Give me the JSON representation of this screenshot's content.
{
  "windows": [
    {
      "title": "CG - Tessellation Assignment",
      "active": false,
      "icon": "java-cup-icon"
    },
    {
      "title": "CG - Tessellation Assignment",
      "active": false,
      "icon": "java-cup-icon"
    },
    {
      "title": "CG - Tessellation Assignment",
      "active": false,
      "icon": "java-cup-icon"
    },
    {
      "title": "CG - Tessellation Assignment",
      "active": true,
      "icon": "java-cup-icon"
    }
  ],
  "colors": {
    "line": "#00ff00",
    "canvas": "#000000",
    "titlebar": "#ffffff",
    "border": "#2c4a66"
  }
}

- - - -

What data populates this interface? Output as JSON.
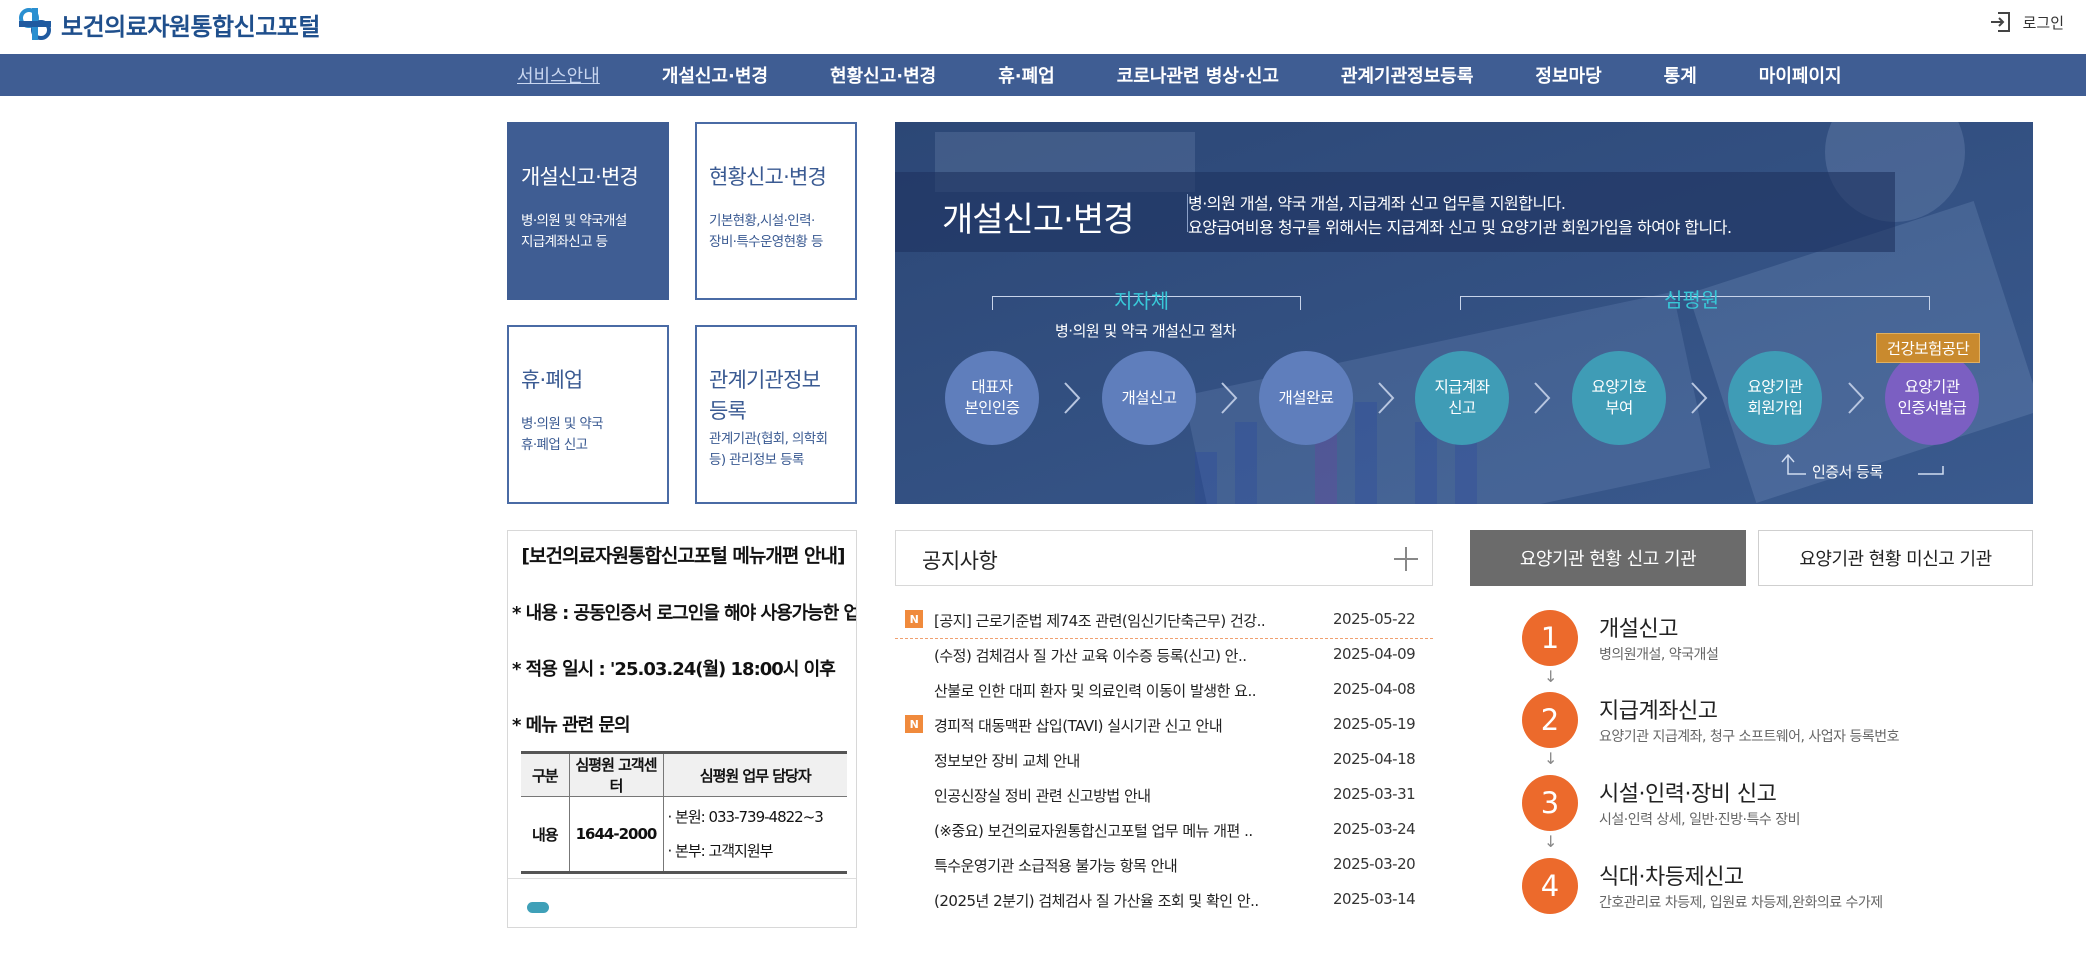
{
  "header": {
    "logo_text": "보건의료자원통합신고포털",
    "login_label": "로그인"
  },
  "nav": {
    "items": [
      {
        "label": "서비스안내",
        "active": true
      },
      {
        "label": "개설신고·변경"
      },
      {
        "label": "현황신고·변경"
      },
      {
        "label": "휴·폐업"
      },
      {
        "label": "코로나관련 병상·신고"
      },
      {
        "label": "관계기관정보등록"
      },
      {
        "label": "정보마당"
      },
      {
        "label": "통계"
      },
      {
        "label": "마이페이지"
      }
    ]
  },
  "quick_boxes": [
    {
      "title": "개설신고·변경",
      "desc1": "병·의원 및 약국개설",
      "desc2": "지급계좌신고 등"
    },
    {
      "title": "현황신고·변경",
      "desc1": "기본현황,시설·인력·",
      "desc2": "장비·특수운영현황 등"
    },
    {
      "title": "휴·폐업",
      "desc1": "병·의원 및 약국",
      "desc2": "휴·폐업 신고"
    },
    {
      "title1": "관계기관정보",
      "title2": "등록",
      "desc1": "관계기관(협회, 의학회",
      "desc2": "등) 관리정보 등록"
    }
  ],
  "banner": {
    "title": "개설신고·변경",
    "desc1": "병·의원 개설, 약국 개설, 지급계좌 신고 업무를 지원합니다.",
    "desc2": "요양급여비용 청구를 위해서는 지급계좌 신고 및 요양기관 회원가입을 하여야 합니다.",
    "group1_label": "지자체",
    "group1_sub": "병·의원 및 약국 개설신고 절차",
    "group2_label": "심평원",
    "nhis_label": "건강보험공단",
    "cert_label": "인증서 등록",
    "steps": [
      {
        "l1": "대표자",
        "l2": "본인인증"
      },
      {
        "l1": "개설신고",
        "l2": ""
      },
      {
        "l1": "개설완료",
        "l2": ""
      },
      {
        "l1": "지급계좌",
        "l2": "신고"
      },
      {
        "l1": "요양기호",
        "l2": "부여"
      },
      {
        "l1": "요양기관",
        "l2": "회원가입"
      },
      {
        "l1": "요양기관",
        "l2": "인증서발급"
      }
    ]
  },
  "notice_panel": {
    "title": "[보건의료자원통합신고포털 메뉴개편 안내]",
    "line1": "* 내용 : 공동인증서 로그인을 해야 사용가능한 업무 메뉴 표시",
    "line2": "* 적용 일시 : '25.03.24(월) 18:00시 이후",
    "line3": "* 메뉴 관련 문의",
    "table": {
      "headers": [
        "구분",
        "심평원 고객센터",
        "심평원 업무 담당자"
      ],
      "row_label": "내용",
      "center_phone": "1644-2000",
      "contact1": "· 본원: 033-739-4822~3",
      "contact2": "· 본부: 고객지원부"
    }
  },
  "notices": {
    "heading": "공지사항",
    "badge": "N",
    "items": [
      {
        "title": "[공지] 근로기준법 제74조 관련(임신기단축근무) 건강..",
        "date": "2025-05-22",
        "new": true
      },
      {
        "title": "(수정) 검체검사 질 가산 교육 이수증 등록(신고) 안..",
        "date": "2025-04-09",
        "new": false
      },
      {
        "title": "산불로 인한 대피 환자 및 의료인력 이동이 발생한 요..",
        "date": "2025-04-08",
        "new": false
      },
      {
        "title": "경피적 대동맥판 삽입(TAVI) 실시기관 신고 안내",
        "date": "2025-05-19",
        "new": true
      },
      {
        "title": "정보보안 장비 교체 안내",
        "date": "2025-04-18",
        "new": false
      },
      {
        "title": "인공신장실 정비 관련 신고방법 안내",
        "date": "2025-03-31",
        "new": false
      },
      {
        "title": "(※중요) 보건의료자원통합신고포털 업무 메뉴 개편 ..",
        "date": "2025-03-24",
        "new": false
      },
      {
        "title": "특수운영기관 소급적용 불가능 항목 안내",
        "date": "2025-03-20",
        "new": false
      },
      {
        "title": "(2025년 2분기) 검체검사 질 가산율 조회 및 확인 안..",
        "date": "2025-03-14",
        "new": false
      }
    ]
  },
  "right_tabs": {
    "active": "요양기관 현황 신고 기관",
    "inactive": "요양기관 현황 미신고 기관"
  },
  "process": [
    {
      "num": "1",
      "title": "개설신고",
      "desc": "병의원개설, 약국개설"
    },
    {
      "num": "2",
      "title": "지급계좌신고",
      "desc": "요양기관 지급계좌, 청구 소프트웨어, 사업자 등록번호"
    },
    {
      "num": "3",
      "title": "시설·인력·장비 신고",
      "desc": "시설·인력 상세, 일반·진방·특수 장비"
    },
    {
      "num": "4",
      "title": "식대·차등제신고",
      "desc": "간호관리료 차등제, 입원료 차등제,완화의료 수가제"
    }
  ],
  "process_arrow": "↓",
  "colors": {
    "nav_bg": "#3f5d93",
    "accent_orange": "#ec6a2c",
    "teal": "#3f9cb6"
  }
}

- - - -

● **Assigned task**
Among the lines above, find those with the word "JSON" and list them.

● **Solution below**
Give me the JSON representation of this screenshot's content.
What data populates this interface? Output as JSON.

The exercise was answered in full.